While chatter of major pet food manufacturers using the rendered fat and meat from stray dogs and diseased animals has been circulating among concerned pet parents for many years, police in Spain have just stumbled upon proof that this practice actually exists.
Police in Galician town of As Neves in Spain uncovered a warehouse filled with over 15 tons of dead stray dogs which, they claim, were to be processed into animal feed. Similar discoveries have been made elsewhere in the North of Spain, too.
Spanish newspaper, El Mundo, reported that an investigation has been underway since March, 2012, after an industry insider alerted police to the use of dead stray dogs in animal feed and pet food. The discovery affects the entire food chain, not just the animals given the food, which tend to be mostly cattle and other human and pet food sources.
In a separate report by another Spanish newspaper, La Voz de Galicia, it is revealed that many of the businesses purchasing the illegal animal feed products “have international presence and some are among the most prominent of the animal feed industry,” meaning that the foods we humans ourselves are eating and the foods we’re feeding our pets originated from these same sources.
Skeptics have shrugged off the idea that dead dogs are commonly used in animal feed, saying that it’s illegal and unethical and therefor unbelievable. Susan Thixton and Truth About Pet Food explain,
Yes, actually it is illegal per U.S. federal law for any food – animal or human – to be sourced from or contain any part of an animal that was not slaughtered. Section 402 (a)(5).
However, the FDA has provided the animal food and pet food industries loopholes to avoid federal law. These loopholes are known as Compliance Policies. Compliance Policy Guide (CPG) 675.400 says it all (however there are many more): “POLICY: No regulatory action will be considered for animal feed ingredients resulting from the ordinary rendering process of industry, including those using animals which have died otherwise than by slaughter, provided they are not otherwise in violation of the law.”
The names of the businesses (specifically, pet food manufacturers and farmers using the animal feed produced in Spain) have yet to be revealed to the public. Our fingers (and paws!) are tightly crossed in hopes that dog food brands currently lining store shelves in America are not on the list.
In 2008, former president of AAFCO (American Association of Feed Control Officials) admitted in the video below that American’s pet food could very likely contain the rendered product of cats and dogs.

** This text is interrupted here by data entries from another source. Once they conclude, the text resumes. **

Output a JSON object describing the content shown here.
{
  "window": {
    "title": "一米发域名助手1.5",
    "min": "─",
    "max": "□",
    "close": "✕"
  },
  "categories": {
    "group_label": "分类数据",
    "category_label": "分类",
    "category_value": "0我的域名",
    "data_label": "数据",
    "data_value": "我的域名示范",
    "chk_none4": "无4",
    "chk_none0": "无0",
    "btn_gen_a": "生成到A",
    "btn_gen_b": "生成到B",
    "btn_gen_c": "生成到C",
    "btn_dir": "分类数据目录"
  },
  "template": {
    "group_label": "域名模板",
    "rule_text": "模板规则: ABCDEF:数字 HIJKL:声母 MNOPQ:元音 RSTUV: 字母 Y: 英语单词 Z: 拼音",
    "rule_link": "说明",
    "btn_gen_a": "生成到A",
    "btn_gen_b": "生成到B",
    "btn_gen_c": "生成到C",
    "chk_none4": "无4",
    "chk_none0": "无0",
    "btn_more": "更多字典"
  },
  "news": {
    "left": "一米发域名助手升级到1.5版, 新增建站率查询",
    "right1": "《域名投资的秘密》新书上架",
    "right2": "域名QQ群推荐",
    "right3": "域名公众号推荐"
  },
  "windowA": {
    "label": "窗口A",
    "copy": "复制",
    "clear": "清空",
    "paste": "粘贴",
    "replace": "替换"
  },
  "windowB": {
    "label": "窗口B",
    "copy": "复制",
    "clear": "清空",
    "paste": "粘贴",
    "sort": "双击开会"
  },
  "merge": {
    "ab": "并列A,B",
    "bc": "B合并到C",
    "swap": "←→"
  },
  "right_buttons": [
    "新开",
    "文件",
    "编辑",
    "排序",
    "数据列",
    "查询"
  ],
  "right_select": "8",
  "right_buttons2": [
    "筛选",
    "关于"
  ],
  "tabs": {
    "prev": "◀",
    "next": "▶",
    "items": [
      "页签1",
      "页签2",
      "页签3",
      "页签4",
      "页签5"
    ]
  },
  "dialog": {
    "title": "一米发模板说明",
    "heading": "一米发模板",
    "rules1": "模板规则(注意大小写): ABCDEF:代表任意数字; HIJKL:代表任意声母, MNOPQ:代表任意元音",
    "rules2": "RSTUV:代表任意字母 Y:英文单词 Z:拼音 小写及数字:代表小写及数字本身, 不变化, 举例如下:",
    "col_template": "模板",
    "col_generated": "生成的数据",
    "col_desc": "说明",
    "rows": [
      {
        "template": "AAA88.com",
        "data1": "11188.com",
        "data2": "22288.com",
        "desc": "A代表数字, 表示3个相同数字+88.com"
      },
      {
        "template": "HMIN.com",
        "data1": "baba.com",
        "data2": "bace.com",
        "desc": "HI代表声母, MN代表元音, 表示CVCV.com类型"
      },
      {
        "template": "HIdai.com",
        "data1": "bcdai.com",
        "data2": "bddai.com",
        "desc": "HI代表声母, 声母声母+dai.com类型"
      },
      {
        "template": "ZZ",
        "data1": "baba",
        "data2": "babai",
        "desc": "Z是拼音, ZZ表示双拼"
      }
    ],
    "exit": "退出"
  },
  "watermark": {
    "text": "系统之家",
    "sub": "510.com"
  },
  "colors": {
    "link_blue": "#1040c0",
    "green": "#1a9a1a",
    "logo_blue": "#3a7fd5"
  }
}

You simply can’t trust the colorful marketing and fancy advertising of every dog food brand sold in your local stores. As dog owners, it is our responsibility to research and find foods that are safe and healthy for the pets who’s life and vitality rest squarely in the decisions we make. Find manufacturers with complete and total transparency regarding the sourcing of their ingredients and choose those that hold the health and safety of our pets in the highest regard.
For more details including links to FDA documents supporting these facts, please visit TruthAboutPetFood.com.
When I adopted my shepherd mix, Molly, from a local shelter 12 years ago, I had no idea the impact she would have on my life. Through Molly, I've learned to be more patient, experienced unconditional love, been alerted to the mailman and every squirrel within a block radius of the house, and ingested enough fur to build 3 or 4 more dogs! When I lost Molly to cancer just a few months ago, I adopted Olive, a 13 week old Golden Retriever. Together, we smile at least a hundred times a day!